__EXERCISE OBJECTIVE__
The lines below that include "this" are to be found and copied.

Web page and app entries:
++++
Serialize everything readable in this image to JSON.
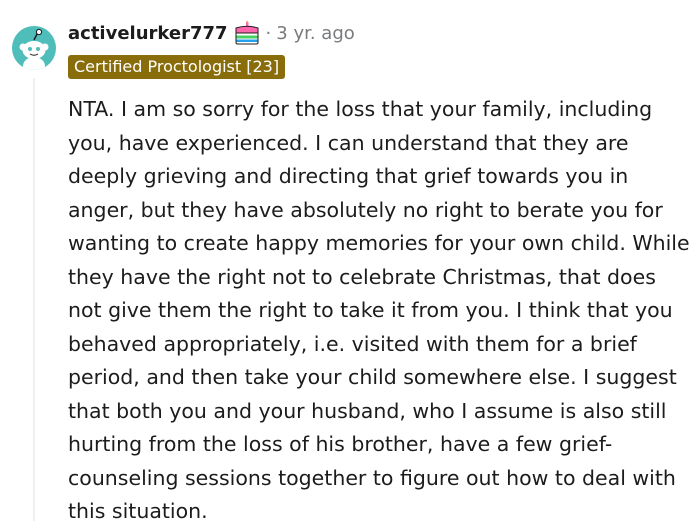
{
  "comment": {
    "username": "activelurker777",
    "separator": "·",
    "timestamp": "3 yr. ago",
    "flair": "Certified Proctologist [23]",
    "body": "NTA. I am so sorry for the loss that your family, including you, have experienced. I can understand that they are deeply grieving and directing that grief towards you in anger, but they have absolutely no right to berate you for wanting to create happy memories for your own child. While they have the right not to celebrate Christmas, that does not give them the right to take it from you. I think that you behaved appropriately, i.e. visited with them for a brief period, and then take your child somewhere else. I suggest that both you and your husband, who I assume is also still hurting from the loss of his brother, have a few grief-counseling sessions together to figure out how to deal with this situation."
  },
  "icons": {
    "avatar": "snoo-avatar",
    "cake_day": "cake-icon"
  },
  "colors": {
    "avatar_bg": "#4fbdba",
    "flair_bg": "#8a6d0b",
    "meta_text": "#787c7e"
  }
}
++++
__OUTPUT OF THE EXERCISE__
Serialize everything readable in this image to JSON.
    "body": "NTA. I am so sorry for the loss that your family, including you, have experienced. I can understand that they are deeply grieving and directing that grief towards you in anger, but they have absolutely no right to berate you for wanting to create happy memories for your own child. While they have the right not to celebrate Christmas, that does not give them the right to take it from you. I think that you behaved appropriately, i.e. visited with them for a brief period, and then take your child somewhere else. I suggest that both you and your husband, who I assume is also still hurting from the loss of his brother, have a few grief-counseling sessions together to figure out how to deal with this situation."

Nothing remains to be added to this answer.